Exercise materials section start

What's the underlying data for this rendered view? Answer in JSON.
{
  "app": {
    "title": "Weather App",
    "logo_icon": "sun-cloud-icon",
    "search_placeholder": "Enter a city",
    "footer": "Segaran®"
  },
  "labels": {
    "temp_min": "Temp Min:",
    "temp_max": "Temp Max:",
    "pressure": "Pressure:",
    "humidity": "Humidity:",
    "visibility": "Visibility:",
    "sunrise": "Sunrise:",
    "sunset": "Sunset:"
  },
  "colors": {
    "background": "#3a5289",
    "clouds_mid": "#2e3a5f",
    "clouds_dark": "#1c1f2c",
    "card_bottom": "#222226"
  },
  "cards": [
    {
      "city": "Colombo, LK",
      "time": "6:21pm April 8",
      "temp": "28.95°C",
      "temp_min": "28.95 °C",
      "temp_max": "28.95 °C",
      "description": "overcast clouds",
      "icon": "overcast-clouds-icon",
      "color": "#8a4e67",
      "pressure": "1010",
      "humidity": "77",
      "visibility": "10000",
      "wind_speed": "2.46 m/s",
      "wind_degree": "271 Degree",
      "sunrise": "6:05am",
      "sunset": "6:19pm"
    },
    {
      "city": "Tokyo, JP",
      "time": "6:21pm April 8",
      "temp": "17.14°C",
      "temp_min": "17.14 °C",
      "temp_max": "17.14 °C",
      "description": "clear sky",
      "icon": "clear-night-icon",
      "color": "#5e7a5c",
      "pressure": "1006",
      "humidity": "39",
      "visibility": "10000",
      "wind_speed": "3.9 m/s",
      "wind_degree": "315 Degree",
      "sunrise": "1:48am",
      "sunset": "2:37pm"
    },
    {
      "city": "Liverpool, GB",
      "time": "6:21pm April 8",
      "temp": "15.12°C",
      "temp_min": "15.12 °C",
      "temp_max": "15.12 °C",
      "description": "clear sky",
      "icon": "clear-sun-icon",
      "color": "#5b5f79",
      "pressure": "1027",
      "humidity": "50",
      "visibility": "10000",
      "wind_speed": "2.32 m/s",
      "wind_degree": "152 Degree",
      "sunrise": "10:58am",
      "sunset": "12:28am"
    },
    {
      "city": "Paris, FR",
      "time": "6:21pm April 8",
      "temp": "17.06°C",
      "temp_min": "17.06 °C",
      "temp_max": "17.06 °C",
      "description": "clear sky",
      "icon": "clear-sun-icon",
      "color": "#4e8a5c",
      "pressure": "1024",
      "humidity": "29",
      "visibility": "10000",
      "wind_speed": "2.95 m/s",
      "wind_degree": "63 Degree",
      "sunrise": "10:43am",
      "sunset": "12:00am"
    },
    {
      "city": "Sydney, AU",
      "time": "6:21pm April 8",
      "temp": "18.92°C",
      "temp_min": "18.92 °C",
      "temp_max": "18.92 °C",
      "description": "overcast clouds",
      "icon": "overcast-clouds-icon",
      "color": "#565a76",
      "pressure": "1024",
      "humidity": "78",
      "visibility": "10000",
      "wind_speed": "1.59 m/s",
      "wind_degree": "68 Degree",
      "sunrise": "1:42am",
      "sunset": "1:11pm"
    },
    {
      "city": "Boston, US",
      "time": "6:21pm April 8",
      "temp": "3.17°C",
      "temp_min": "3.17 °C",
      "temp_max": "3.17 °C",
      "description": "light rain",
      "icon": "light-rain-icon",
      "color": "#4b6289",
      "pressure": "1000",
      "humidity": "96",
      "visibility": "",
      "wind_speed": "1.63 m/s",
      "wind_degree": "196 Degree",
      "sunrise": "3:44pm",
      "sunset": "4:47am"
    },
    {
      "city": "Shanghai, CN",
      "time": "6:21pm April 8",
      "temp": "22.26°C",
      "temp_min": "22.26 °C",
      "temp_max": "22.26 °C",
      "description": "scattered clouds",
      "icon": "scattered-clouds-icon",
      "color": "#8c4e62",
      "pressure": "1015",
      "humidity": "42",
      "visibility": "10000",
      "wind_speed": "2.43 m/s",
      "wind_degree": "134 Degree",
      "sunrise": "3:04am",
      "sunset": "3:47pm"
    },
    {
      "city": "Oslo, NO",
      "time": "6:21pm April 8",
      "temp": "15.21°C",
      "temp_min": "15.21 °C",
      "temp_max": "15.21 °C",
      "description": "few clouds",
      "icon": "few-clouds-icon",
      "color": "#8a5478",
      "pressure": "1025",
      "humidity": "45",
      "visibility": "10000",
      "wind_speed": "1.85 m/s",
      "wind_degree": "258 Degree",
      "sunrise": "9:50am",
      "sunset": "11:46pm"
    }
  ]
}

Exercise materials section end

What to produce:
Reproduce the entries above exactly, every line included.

Solution to this problem:
What's the underlying data for this rendered view? Answer in JSON.
{
  "app": {
    "title": "Weather App",
    "logo_icon": "sun-cloud-icon",
    "search_placeholder": "Enter a city",
    "footer": "Segaran®"
  },
  "labels": {
    "temp_min": "Temp Min:",
    "temp_max": "Temp Max:",
    "pressure": "Pressure:",
    "humidity": "Humidity:",
    "visibility": "Visibility:",
    "sunrise": "Sunrise:",
    "sunset": "Sunset:"
  },
  "colors": {
    "background": "#3a5289",
    "clouds_mid": "#2e3a5f",
    "clouds_dark": "#1c1f2c",
    "card_bottom": "#222226"
  },
  "cards": [
    {
      "city": "Colombo, LK",
      "time": "6:21pm April 8",
      "temp": "28.95°C",
      "temp_min": "28.95 °C",
      "temp_max": "28.95 °C",
      "description": "overcast clouds",
      "icon": "overcast-clouds-icon",
      "color": "#8a4e67",
      "pressure": "1010",
      "humidity": "77",
      "visibility": "10000",
      "wind_speed": "2.46 m/s",
      "wind_degree": "271 Degree",
      "sunrise": "6:05am",
      "sunset": "6:19pm"
    },
    {
      "city": "Tokyo, JP",
      "time": "6:21pm April 8",
      "temp": "17.14°C",
      "temp_min": "17.14 °C",
      "temp_max": "17.14 °C",
      "description": "clear sky",
      "icon": "clear-night-icon",
      "color": "#5e7a5c",
      "pressure": "1006",
      "humidity": "39",
      "visibility": "10000",
      "wind_speed": "3.9 m/s",
      "wind_degree": "315 Degree",
      "sunrise": "1:48am",
      "sunset": "2:37pm"
    },
    {
      "city": "Liverpool, GB",
      "time": "6:21pm April 8",
      "temp": "15.12°C",
      "temp_min": "15.12 °C",
      "temp_max": "15.12 °C",
      "description": "clear sky",
      "icon": "clear-sun-icon",
      "color": "#5b5f79",
      "pressure": "1027",
      "humidity": "50",
      "visibility": "10000",
      "wind_speed": "2.32 m/s",
      "wind_degree": "152 Degree",
      "sunrise": "10:58am",
      "sunset": "12:28am"
    },
    {
      "city": "Paris, FR",
      "time": "6:21pm April 8",
      "temp": "17.06°C",
      "temp_min": "17.06 °C",
      "temp_max": "17.06 °C",
      "description": "clear sky",
      "icon": "clear-sun-icon",
      "color": "#4e8a5c",
      "pressure": "1024",
      "humidity": "29",
      "visibility": "10000",
      "wind_speed": "2.95 m/s",
      "wind_degree": "63 Degree",
      "sunrise": "10:43am",
      "sunset": "12:00am"
    },
    {
      "city": "Sydney, AU",
      "time": "6:21pm April 8",
      "temp": "18.92°C",
      "temp_min": "18.92 °C",
      "temp_max": "18.92 °C",
      "description": "overcast clouds",
      "icon": "overcast-clouds-icon",
      "color": "#565a76",
      "pressure": "1024",
      "humidity": "78",
      "visibility": "10000",
      "wind_speed": "1.59 m/s",
      "wind_degree": "68 Degree",
      "sunrise": "1:42am",
      "sunset": "1:11pm"
    },
    {
      "city": "Boston, US",
      "time": "6:21pm April 8",
      "temp": "3.17°C",
      "temp_min": "3.17 °C",
      "temp_max": "3.17 °C",
      "description": "light rain",
      "icon": "light-rain-icon",
      "color": "#4b6289",
      "pressure": "1000",
      "humidity": "96",
      "visibility": "",
      "wind_speed": "1.63 m/s",
      "wind_degree": "196 Degree",
      "sunrise": "3:44pm",
      "sunset": "4:47am"
    },
    {
      "city": "Shanghai, CN",
      "time": "6:21pm April 8",
      "temp": "22.26°C",
      "temp_min": "22.26 °C",
      "temp_max": "22.26 °C",
      "description": "scattered clouds",
      "icon": "scattered-clouds-icon",
      "color": "#8c4e62",
      "pressure": "1015",
      "humidity": "42",
      "visibility": "10000",
      "wind_speed": "2.43 m/s",
      "wind_degree": "134 Degree",
      "sunrise": "3:04am",
      "sunset": "3:47pm"
    },
    {
      "city": "Oslo, NO",
      "time": "6:21pm April 8",
      "temp": "15.21°C",
      "temp_min": "15.21 °C",
      "temp_max": "15.21 °C",
      "description": "few clouds",
      "icon": "few-clouds-icon",
      "color": "#8a5478",
      "pressure": "1025",
      "humidity": "45",
      "visibility": "10000",
      "wind_speed": "1.85 m/s",
      "wind_degree": "258 Degree",
      "sunrise": "9:50am",
      "sunset": "11:46pm"
    }
  ]
}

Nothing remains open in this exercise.